From top to bottom, write out the listing exactly.

··· SUPPLIED ENTRIES

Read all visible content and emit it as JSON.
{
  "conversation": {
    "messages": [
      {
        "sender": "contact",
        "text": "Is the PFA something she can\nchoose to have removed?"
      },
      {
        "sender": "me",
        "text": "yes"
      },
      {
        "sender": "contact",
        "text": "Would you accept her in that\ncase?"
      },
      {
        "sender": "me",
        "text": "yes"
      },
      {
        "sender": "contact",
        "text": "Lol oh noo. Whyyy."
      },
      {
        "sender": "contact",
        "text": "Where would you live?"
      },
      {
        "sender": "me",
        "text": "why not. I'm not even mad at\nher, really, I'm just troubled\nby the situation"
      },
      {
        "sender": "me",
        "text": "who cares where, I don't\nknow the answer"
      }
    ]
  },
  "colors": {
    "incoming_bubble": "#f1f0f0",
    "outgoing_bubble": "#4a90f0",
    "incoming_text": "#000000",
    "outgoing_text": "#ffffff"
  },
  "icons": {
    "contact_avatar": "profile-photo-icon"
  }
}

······

SOLUTION TO THIS EXERCISE:
Read all visible content and emit it as JSON.
{
  "conversation": {
    "messages": [
      {
        "sender": "contact",
        "text": "Is the PFA something she can\nchoose to have removed?"
      },
      {
        "sender": "me",
        "text": "yes"
      },
      {
        "sender": "contact",
        "text": "Would you accept her in that\ncase?"
      },
      {
        "sender": "me",
        "text": "yes"
      },
      {
        "sender": "contact",
        "text": "Lol oh noo. Whyyy."
      },
      {
        "sender": "contact",
        "text": "Where would you live?"
      },
      {
        "sender": "me",
        "text": "why not. I'm not even mad at\nher, really, I'm just troubled\nby the situation"
      },
      {
        "sender": "me",
        "text": "who cares where, I don't\nknow the answer"
      }
    ]
  },
  "colors": {
    "incoming_bubble": "#f1f0f0",
    "outgoing_bubble": "#4a90f0",
    "incoming_text": "#000000",
    "outgoing_text": "#ffffff"
  },
  "icons": {
    "contact_avatar": "profile-photo-icon"
  }
}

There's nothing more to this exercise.